Ms Terra added: “It is clear that the government has a great deal more work to carry out in order to understand the impact of their GRA proposals. We hope it is now clear that women and girls are already facing an erosion of our rights and protections, and this is impacting on our welfare and equality.”

A Scottish Government spokesperson said: “We recognise the particular disadvantage experienced by trans people across many walks of life and are supportive of measures to increase inclusion in schools for pupils and staff alike.

“Scotland is recognised as one of the most progressive countries in Europe on LGBTI rights, and it is paramount we continue efforts to tackle all forms of prejudice, including any linked to gender identity. It’s also important that we do so in a way that protects the rights of women and girls.

“We are supportive of the guidance produced by LGBT Youth Scotland on supporting young trans people. The guidance provides practical advice to schools and education authorities to support them to respond positively to meet the needs of their pupils.

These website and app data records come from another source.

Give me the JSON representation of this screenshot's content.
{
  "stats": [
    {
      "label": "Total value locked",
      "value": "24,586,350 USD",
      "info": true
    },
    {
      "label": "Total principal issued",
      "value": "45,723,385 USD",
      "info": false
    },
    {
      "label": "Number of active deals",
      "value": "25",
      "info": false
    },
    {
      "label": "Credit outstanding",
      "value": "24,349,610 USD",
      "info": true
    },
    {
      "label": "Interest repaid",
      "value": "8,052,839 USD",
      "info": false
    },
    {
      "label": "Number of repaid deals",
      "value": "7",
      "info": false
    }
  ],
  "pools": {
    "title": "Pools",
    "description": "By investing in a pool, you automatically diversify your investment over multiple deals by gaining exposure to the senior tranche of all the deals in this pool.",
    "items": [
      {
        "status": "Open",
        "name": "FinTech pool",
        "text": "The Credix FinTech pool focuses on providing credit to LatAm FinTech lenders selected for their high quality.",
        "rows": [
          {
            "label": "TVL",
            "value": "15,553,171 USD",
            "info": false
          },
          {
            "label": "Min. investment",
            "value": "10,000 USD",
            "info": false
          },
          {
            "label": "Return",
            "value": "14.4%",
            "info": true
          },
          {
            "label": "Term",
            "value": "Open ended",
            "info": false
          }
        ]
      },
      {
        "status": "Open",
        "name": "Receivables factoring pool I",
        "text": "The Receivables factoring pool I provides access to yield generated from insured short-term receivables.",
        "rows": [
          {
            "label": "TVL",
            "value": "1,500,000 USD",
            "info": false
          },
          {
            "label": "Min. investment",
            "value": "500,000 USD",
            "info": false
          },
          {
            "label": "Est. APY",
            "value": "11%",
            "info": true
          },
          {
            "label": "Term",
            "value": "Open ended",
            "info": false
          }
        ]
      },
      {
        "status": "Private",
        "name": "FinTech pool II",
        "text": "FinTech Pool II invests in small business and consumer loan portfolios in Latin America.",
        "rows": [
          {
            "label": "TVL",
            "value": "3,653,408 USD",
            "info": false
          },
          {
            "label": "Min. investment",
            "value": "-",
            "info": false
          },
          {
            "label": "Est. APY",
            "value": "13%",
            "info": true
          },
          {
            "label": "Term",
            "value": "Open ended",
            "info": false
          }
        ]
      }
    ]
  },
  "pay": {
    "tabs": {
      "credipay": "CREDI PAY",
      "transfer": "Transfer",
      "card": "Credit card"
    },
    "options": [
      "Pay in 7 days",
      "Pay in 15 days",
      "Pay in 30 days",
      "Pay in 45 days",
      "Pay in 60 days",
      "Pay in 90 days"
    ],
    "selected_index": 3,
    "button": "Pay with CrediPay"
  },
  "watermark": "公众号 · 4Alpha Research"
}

“The Scottish Government would prepare a Child Rights and Wellbeing Assessment for all relevant new government policy initiatives and legislation but this is not a government publication. Any responsibility for CRWIA would rest with LGBT Youth Scotland but the obligations to prepare CRWIA do not extend to them.

“The requirement to produce a trans inclusion plan for new applicants to Equalities Budget funding streams was included from 2012 and this was expanded in 2017 to include lesbian, bisexual and intersex women in addition to trans women. This supports services to embed equality and non-discrimination in their work. A range of women’s organisations offering services already take a trans-inclusive approach. They can also turn away anyone if, following a risk assessment, they believe it would not be appropriate to support that individual in their refuge. Nothing that the Scottish Government is proposing will change that right of refusal.”